Thursday, September 17, 2015


Yesterday I mentioned an article written by the Ontario Bar Association and how it clearly explained that an ordered compliance audit was mandatory even if there was but a single contravention of the MEA. The title of that Bar Association article is "Fairness and Finances: Campaign Finances Oversight Under the Municipal Elections Act, 1996". Today I'm going to point out another article this one written by Iler Campbell LLP titled "Let the Municipal Elections Act Games Begin". Interestingly despite the provocative title it turns out that while there have been examples of meritless Applications under the MEA they appear to have been centred in partisan and ugly municpal politics in the city of Toronto.

These updates became effective on January 1, 2010 hence they have been in force for the last two municipal elections namely October 2010 and October 2014. Two major changes were the mandatory establishment of a Compliance Audit Committee versus it being voluntary by municipalities. The reason for that was "The potential political implications of a compliance audit request aside, the purpose of such provisions is for citizen-electors to be able to ensure transparency and accountability in campaign finances. This goal is difficult to achieve if the elected council is the arbitrator of the alleged offence, however. Councillors will be reluctant to order a compliance audit against one of their own, if the impugned candidate was elected to council.".

The second major change to the MEA 1996 is as follows: "Another significant amendment to the MEA is the addition of s. 81.(17), which provides that the compliance audit request process "does not prevent a person from laying a charge or taking any legal action, at any time, with respect to an alleged contravention of a provision of this Act relating to election campaign finances.". This addition appears to be in response to the ruling in Hall v. Jakobek, 2003 (Ont. Sup. Ct.). In that case Mr. Jakobek laid an information in provincial court alleging campaign finance improprieties against Ms. Hall, when both were vying for the Mayor's job in Toronto.".

"In Jakobek, the court held that only a municipal council, following a compliance audit of a candidate's campaign finances, may commence a legal proceeding against a candidate.
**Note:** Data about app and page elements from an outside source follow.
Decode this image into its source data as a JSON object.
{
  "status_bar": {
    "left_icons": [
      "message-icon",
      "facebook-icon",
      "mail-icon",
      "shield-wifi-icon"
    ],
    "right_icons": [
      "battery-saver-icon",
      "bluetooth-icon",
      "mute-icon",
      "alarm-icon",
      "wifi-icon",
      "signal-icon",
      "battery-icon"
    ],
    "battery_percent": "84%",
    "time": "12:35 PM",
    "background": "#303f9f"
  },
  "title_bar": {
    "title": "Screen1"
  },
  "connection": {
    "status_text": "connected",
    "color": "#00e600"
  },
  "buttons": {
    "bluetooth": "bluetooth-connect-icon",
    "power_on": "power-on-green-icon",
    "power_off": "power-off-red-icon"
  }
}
Now, it appears a private citizen may lay an information agaisnt a candidate at any time for an alleged violation of the campaign finance provisions, notwithstanding the compliance audit process.".
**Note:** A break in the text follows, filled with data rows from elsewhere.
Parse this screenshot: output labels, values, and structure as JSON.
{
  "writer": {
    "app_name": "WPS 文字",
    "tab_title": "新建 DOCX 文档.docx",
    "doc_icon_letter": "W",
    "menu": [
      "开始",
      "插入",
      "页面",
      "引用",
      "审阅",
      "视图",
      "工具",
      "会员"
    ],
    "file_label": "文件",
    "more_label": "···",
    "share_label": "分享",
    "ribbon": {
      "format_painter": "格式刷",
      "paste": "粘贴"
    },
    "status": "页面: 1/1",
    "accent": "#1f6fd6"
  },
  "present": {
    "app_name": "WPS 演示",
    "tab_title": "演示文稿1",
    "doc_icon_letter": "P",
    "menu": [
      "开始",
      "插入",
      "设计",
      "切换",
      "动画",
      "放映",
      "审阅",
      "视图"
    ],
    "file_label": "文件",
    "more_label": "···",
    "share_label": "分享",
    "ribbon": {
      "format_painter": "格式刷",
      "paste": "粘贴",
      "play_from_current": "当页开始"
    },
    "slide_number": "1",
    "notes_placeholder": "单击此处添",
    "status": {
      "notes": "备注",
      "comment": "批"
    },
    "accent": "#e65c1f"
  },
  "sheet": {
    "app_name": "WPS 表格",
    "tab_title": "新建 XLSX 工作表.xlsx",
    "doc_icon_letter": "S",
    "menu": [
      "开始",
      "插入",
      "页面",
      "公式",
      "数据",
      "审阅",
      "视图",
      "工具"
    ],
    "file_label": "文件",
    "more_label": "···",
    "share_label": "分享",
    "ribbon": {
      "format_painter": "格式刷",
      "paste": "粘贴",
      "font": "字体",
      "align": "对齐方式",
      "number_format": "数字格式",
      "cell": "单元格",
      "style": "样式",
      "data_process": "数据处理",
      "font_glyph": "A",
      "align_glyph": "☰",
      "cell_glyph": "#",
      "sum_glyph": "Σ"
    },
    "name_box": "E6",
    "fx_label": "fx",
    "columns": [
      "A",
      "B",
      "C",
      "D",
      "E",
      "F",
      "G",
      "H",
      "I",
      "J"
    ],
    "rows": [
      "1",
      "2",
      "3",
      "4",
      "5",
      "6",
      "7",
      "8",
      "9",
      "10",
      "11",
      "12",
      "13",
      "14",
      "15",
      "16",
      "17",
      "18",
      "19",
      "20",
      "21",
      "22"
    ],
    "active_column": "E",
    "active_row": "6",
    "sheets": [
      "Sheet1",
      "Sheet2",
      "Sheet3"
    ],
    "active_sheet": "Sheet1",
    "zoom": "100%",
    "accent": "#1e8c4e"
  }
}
As I've mentioned previously there are checks and balances against meritless allegations of campaign finance irregularities. If the compliance audit committee finds zero reasonable contraventions they are not supposed to order an audit. If they do however order an audit and the auditor finds no contraventions then the applicant, not the municipality, are on the hook for the costs of the audit. Dr. Dan Holt took this risk with Councillor Scott Hahn and indeed the auditor (Froese & Partners) found serious contraventions. Similarily the compliance audit committee were made aware of mayor Shantz's numerous contraventions of the Act, including her admissions of them, yet they improperly and illegally refused to order an audit of her finances.
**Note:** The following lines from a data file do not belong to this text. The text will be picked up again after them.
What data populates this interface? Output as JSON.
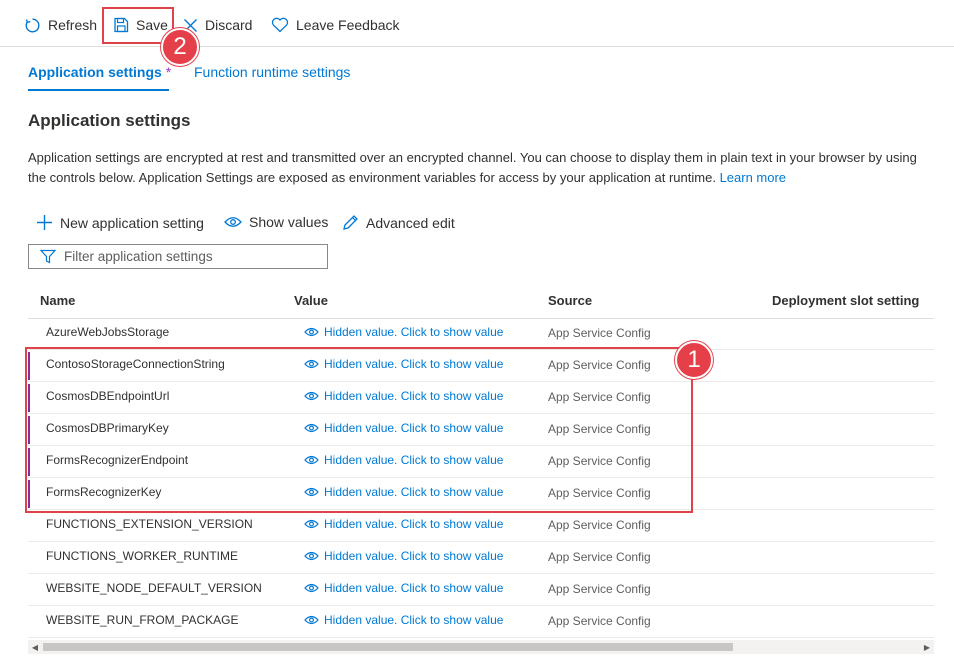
{
  "toolbar": {
    "refresh": "Refresh",
    "save": "Save",
    "discard": "Discard",
    "feedback": "Leave Feedback"
  },
  "tabs": [
    {
      "label": "Application settings",
      "dirty_mark": "*"
    },
    {
      "label": "Function runtime settings"
    }
  ],
  "section": {
    "title": "Application settings",
    "description": "Application settings are encrypted at rest and transmitted over an encrypted channel. You can choose to display them in plain text in your browser by using the controls below. Application Settings are exposed as environment variables for access by your application at runtime.",
    "learn_more": "Learn more"
  },
  "commands": {
    "new": "New application setting",
    "show": "Show values",
    "advanced": "Advanced edit"
  },
  "filter": {
    "placeholder": "Filter application settings"
  },
  "table": {
    "columns": [
      "Name",
      "Value",
      "Source",
      "Deployment slot setting"
    ],
    "rows": [
      {
        "name": "AzureWebJobsStorage",
        "value": "Hidden value. Click to show value",
        "source": "App Service Config",
        "dirty": false
      },
      {
        "name": "ContosoStorageConnectionString",
        "value": "Hidden value. Click to show value",
        "source": "App Service Config",
        "dirty": true
      },
      {
        "name": "CosmosDBEndpointUrl",
        "value": "Hidden value. Click to show value",
        "source": "App Service Config",
        "dirty": true
      },
      {
        "name": "CosmosDBPrimaryKey",
        "value": "Hidden value. Click to show value",
        "source": "App Service Config",
        "dirty": true
      },
      {
        "name": "FormsRecognizerEndpoint",
        "value": "Hidden value. Click to show value",
        "source": "App Service Config",
        "dirty": true
      },
      {
        "name": "FormsRecognizerKey",
        "value": "Hidden value. Click to show value",
        "source": "App Service Config",
        "dirty": true
      },
      {
        "name": "FUNCTIONS_EXTENSION_VERSION",
        "value": "Hidden value. Click to show value",
        "source": "App Service Config",
        "dirty": false
      },
      {
        "name": "FUNCTIONS_WORKER_RUNTIME",
        "value": "Hidden value. Click to show value",
        "source": "App Service Config",
        "dirty": false
      },
      {
        "name": "WEBSITE_NODE_DEFAULT_VERSION",
        "value": "Hidden value. Click to show value",
        "source": "App Service Config",
        "dirty": false
      },
      {
        "name": "WEBSITE_RUN_FROM_PACKAGE",
        "value": "Hidden value. Click to show value",
        "source": "App Service Config",
        "dirty": false
      }
    ]
  },
  "annotations": {
    "badge_1": "1",
    "badge_2": "2"
  },
  "colors": {
    "accent": "#0078d4",
    "callout": "#e5404a",
    "dirty_marker": "#8a2b9b"
  }
}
So the bottom line is because MECAC (Compliance Audit Committee) refused to do their legally mandated duty I am attempting to have charges laid under the Municpal Elections Act 1996 regarding mayor Shantz's Financial Statements. A compliance/forensic audit could have avoided this process.

No comments:

Post a Comment